Naomi Osaka shook off a slow start to beat Serena Williams in the Australian Open semifinals in straight sets (6–3, 6–4) on Thursday in Melbourne. The world's No. 3-ranked player now has a chance to win her fourth Grand Slam title at age 23.
Williams, meanwhile, absorbed her first loss in this tournament's semifinal round (falling to 8–1 all-time) and failed in another chance to tie Margaret Court's record of 24 Grand Slam singles titles.
Here are three thoughts on the match, which lasted an hour and 15 minutes and felt even shorter.
Is the 24th Grand Slam out of reach?
For the last 20 years, you doubted Serena at your own peril. So you can't say this was her last chance at No. 24. But this was her last best chance.
So much was lining up for her; the event was three weeks later than scheduled, which gave her a few extra weeks to deal with niggling injuries. The lack of a crowd probably worked to her benefit, even though they were behind her as the end drew near. To her credit, she improved her mobility at age 39—this is the best she's moved post-motherhood. But this will be a disappointment. You start to think: If not now, when?
She'll still be 39 at Wimbledon. But now it's four-plus years since her last major. You can see Osaka is 16 years younger than she is. Eventually, Michael Jordan couldn't dunk the way he used to. This is time doing its thing. Tom Brady's last pass as a Patriot was a pick-six. Serena's 39, but she's still beating top-three players and getting to these latter rounds.
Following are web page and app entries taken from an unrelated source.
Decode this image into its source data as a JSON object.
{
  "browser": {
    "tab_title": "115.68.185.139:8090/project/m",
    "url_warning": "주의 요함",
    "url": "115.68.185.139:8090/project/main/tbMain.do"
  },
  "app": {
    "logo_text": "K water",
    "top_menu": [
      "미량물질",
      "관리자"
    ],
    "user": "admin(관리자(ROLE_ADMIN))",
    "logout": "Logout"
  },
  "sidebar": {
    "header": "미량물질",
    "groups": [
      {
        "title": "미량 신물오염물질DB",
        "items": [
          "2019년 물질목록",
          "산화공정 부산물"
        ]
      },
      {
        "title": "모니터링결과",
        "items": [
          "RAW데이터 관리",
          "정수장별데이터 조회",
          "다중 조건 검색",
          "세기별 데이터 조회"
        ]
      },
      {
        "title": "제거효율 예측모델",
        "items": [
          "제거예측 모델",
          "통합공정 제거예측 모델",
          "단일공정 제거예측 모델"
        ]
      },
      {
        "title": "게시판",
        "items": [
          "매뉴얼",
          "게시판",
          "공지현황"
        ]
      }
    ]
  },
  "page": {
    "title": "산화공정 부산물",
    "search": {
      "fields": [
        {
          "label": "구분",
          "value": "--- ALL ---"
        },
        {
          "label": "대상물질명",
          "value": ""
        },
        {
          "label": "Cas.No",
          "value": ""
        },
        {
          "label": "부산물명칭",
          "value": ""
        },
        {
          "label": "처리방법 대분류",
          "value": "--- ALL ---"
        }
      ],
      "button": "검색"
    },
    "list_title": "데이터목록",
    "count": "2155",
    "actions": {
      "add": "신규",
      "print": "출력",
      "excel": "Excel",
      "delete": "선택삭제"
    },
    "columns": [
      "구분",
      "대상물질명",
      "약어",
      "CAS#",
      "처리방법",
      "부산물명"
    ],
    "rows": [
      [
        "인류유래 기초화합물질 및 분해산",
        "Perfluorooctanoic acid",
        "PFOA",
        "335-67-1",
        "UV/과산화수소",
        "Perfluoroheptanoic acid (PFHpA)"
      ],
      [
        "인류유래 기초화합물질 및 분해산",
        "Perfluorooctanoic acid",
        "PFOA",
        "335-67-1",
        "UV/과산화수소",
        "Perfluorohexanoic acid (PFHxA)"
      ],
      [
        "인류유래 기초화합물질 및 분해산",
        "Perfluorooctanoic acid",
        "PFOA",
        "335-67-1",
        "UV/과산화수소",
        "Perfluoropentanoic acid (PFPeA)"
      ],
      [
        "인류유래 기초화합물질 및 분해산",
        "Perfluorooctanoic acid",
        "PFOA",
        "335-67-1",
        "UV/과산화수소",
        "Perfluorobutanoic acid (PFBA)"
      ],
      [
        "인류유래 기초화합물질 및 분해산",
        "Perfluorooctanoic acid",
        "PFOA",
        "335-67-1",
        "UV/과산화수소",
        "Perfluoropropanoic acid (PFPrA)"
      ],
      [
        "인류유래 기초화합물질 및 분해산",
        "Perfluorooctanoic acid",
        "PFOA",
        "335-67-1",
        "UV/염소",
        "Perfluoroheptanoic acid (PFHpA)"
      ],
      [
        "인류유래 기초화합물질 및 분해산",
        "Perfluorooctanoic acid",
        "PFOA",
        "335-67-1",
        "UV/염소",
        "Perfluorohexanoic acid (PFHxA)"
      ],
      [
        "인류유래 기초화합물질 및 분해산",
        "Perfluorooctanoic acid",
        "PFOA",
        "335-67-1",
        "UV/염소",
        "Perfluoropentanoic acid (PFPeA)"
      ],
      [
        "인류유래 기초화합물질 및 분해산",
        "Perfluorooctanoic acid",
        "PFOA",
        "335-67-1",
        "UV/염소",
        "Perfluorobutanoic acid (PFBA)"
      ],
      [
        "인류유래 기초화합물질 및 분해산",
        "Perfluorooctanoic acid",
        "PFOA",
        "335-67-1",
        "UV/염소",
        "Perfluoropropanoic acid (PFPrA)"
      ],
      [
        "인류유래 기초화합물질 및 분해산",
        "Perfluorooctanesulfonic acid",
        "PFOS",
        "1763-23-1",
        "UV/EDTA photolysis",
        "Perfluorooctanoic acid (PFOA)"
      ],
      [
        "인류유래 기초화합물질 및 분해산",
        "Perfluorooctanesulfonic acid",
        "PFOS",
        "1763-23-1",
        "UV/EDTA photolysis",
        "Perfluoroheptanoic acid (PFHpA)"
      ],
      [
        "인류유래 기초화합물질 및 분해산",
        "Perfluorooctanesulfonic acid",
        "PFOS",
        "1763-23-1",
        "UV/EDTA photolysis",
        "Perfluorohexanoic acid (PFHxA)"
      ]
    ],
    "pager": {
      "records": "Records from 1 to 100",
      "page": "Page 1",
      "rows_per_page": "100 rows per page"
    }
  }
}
There's definitely reason for disappointment, but hope, too.
Serena's forehand fails her
The errors are what will disappoint her. She had a 2-0 lead in the first set, her opponent was nervous. Then Osaka won six of seven to win the set.
Osaka made Serena go for more margin than other players. Serena's getting a taste of what it was like to face her for so many years, with that unstoppable serve and shotmaking. Serena made too many errors, forced and unforced, against such a good player (16 unforced in the first set alone). That's what will sting; sometimes your opponent plays too well. In this case, Serena was as much at fault.
Osaka is a superstar
Osaka is a fascinating character, full of humility and respect. She has this self-deprecating nature. But once the ball is in play, it's like fava beans and Chianti. She's just a killer.
She's completely contestant with her personality in that she'd want to be respectful to Serena so much that she wouldn't want to look at her and gave her 20 feet of space during the changeover. Then once play starts, the ball's getting by her at 120 miles per hour.
It's obviously a momentous match for Serena. It's history, she's four sets from the record. But the flip side is seeing the emergence of Osaka. She's becoming the new Serena. She's one match away from fourth major and she's just 23 years old. She's now 11–0 once she reaches the quarterfinals of a major. She's an accelerating talent, and in the final she'll face an opponent who's ranked outside the top 20. So, anything can happen, but this may as well have been the final.
If we're seeing the decline of Serena, we're also seeing the ascent of a new star in Osaka.